  • Favorite pillows from home
  • Favorite blanket
  • Massager
  • Coconut oil
  • Birth Affirmation book (a sweet shower gift where friends wrote quotes and affirmations for me to meditate on during labor)
  • Birth ball
  • Birth stool
  • Herbal bath supplies


  • Coconut waters
  • Gatorade (or your favorite hippie equivalent)
  • Veggie jerkies
  • Honey sticks
  • Peanut butter pouches

That’s it (so far!) I may tweak it a little up until go time, but I think this covered all the big bases for us. I hope this helps you. May we all have wonderful, relaxed (but prepared) 😉 labors and deliveries!

Why Am I Doing This?

grey ocean

Photo by Mossy

I’ve decided to add another blog to the deep sea of internet ramblings to discuss, among other things, some of the adventures and coping skills I encounter on my parenting journey. It will partly serve as a time capsule for me to look back on as my daughters grow and an outlet for me to sneak in some quiet, creative Mommy time in between tantrums, cuddles, and diaper changes.

I’m currently writing at 38 weeks pregnant, in the middle of a Texas summer, with sweat rolling down my arms and my swollen grapefruit ankles propped up on pillows. Nice image huh? Hopefully I don’t electrocute myself on the keyboard before this post is through.

I’ve found myself turning to many parenting blogs over the last 2 years. This became important especially when Posey suddenly became very ill and was hospitalized for a week and words like biopsy and cancer suddenly became part of our vernacular. She, thank God, is completely healthy and happy today. But during that 9 months or so of questioning, worry, and exhaustion, finding warm voices out there in cyberspace kept me sane through many sleepless nights.

Some blogs I return to again and again for their comic relief, some for inspiring articles on faith and lifestyle, some for frugal tips, and others for recipes. We all wear many hats, so I collect these favorite blogs like favorite teas to hit the spot depending on my mood.

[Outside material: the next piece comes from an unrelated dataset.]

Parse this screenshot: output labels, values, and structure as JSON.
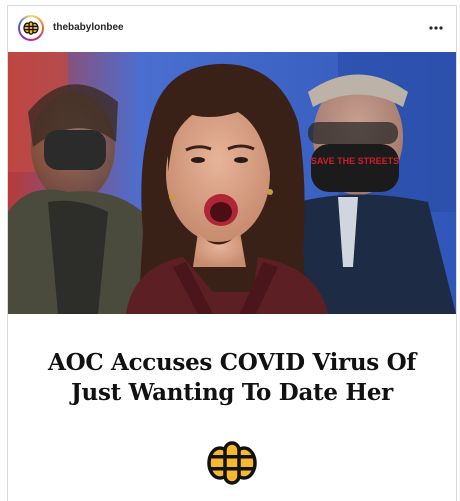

When I decided to start a blog, I hesitated because I wasn’t sure what my focus would be. I may write about music one week (as I add to my gallery of themed playlists), and share tales from the parenting trenches or favorite recipes the next. I’ll try to follow where the wind (or breath if you’re grokking the site title) blows me.


Welcome! I’m a thirty-something music and nature loving lady living in a small town in the South. I’m married to my best friend, Mossy and I’m Mommy to two incredible girls, Posey and Doe. (All names have been changed to protect the innocent). 😉  Hildegard of Bingen, the medieval mystic, composer and my confirmation saint to boot inspired my site’s name with her beautiful quote.


Feathers on the Breath will grow to be a treasury of images, stories, music, and other tidbits that have either tickled my fancy or helped me to keep an open heart in a chaotic world. If even one thing you encounter during your time here strikes a chord with you, that will be music to my ears! So now that introductions are out of the way, you are officially invited to bring your favorite cuppa, pick a comfy place away from the noise of the day (or the night if you too have young children), and explore.